  • [11] 1946 new mum – my story

    In my real life story 1946 I was still attending the High School when my Mother died in January 1946, and I moved out of my Grandparents’ home, and went to live with Aunt Edna and Uncle Bob…

  • [12] 1947 to 1948 Essex girl

    As a group, we did Folk Dancing, and I was quite attracted to him. In my real life story 1947 one day a visit was arranged to go to Cecil Sharp House in London. Sharp was a founder of the English Folk Song Society, and as a group we used to sing Folk Songs, including “The Foggy, Foggy Dew”, which was a bit saucy and amusing…

  • [13] 1949 to 1951 boy friends

    In my real life story 1949, Stanley kept coming into the Library while I was working, and I used to be filling the shelves up with returned books, and he used to pop his head round the corner of the bookcases! Eventually, this wore me down so I agreed to go out with him…

  • [14] 1951 to 1953 romantic manure

    In my real life story 1951 after Roy fetched the Chrysanths, he said to me “I am soon going home to jam sandwiches and Beethoven”. So I realised that, like me, he loved classical music, and it was definitely love at first sight! It was very difficult for us to meet on our own…

  • [15] 1951 to 1955 wedding day

    Continuing my real life story 1951 … of course we were on our own when Roy saw me home after the meal at their cottage, but in the two years we were courting, we only went out to a cinema three times, as the only bus from Terling into Chelmsford…

  • [16] 1955 to 1956 baby boy

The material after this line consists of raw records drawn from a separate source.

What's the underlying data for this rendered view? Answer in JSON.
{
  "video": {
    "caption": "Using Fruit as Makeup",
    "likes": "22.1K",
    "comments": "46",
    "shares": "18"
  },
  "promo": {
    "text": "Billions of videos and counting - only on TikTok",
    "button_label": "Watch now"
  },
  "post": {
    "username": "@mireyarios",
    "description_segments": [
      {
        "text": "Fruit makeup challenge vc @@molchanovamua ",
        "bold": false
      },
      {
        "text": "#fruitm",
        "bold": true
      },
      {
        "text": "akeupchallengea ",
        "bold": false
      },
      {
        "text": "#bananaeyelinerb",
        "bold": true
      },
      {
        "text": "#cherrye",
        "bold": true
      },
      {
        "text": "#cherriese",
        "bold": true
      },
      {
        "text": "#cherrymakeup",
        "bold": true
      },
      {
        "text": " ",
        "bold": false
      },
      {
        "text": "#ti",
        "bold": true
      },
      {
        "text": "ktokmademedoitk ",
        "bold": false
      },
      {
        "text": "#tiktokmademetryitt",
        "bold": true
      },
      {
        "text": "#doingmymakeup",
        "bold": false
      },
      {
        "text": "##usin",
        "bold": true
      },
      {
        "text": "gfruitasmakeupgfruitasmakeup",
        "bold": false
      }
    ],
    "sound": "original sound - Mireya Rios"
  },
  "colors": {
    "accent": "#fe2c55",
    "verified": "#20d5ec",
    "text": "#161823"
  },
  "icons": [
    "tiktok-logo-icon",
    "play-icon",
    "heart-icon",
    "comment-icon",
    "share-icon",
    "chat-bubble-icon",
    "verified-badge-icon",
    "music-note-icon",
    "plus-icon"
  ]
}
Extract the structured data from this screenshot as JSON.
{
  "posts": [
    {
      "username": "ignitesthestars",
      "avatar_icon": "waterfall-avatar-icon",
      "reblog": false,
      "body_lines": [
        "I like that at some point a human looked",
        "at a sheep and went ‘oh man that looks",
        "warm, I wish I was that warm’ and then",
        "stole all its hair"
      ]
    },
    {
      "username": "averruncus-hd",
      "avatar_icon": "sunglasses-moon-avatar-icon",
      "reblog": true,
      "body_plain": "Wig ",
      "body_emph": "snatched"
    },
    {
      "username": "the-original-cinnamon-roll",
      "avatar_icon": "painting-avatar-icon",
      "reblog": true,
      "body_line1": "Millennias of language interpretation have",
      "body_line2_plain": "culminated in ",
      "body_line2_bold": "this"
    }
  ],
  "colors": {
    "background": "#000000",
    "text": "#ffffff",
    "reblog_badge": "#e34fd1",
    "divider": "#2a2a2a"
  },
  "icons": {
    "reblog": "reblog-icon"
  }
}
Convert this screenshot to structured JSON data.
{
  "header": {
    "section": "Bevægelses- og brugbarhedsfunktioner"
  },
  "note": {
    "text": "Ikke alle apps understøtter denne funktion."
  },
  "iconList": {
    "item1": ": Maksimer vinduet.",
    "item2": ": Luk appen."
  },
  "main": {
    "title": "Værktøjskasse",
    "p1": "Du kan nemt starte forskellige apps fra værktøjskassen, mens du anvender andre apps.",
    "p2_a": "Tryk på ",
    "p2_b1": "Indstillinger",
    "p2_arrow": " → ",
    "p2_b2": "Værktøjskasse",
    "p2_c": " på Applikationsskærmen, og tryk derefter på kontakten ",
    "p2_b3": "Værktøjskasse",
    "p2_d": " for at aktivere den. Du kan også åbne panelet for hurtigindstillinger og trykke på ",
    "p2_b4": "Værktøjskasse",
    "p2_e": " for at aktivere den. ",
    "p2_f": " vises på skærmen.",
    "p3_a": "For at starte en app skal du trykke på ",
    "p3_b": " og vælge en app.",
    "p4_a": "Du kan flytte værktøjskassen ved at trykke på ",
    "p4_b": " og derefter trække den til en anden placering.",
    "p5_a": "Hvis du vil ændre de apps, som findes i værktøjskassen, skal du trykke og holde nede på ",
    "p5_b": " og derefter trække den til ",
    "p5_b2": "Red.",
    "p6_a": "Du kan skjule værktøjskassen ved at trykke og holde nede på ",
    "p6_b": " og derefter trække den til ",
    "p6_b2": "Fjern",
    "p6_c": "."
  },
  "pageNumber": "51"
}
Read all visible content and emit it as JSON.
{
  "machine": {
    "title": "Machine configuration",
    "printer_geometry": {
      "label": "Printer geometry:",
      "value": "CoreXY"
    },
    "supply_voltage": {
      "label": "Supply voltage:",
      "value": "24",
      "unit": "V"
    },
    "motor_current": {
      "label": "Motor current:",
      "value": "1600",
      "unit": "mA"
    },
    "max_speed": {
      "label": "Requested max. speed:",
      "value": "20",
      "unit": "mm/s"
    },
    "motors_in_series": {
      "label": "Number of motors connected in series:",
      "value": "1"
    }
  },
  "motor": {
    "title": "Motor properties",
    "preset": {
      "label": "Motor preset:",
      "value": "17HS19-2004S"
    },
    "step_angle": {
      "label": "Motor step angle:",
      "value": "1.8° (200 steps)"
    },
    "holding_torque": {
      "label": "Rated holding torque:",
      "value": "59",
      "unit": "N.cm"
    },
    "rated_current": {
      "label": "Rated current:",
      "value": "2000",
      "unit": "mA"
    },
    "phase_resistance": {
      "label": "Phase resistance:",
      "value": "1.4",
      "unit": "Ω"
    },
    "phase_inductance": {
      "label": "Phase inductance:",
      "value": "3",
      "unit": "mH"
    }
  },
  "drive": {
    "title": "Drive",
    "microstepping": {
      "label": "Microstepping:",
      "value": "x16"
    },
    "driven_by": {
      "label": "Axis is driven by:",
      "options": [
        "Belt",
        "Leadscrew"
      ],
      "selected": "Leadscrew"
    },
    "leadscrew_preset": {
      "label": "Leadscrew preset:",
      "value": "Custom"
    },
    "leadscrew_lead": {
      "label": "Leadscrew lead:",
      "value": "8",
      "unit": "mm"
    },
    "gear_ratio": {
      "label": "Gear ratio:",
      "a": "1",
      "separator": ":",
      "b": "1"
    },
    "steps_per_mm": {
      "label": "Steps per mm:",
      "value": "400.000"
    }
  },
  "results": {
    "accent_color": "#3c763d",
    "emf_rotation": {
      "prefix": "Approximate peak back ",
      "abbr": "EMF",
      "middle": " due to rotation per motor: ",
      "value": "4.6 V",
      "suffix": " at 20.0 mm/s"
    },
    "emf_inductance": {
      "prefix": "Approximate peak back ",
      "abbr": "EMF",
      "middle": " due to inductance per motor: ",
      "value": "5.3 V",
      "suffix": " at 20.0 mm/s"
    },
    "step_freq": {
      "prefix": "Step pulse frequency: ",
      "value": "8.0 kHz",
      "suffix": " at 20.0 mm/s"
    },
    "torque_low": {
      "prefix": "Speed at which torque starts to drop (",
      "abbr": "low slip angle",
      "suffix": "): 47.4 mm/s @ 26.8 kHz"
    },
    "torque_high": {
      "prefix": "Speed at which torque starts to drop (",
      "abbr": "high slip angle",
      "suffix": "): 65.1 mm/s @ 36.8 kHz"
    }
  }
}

    Real life story 1955, our first home at Terling was a new Council House, but we left after seven months, as the market garden could not support another family, as by this time I was pregnant, and Roy got the job as Manager at Harry Church’s Nursery at Witham, just a few miles away…

  • [17] 1957 to 1960 I’m not rearing pigs!

    Continuing my real life story 1957, Roy had always wanted to be self-employed, so he applied to the L.S.A. (Land Settlement Association) for a smallholding at Lawford, near Manningtree, Essex, and we moved there in November 1957. We had a financial struggle at first, as we had to put down a deposit and then pay rent, so we had to borrow money…

  • [18] 1961 to 1970 field found by Providence

    To continue my real life story 1961, in February, my Father, who had been very ill with a duodenal ulcer, had survived an experimental operation to by-pass part of his duodenum, sadly died less than a year later, aged 65 years. Peter grew up on the small-holding, and became friends with Paul Austin, whose parents were also on the L.S.A…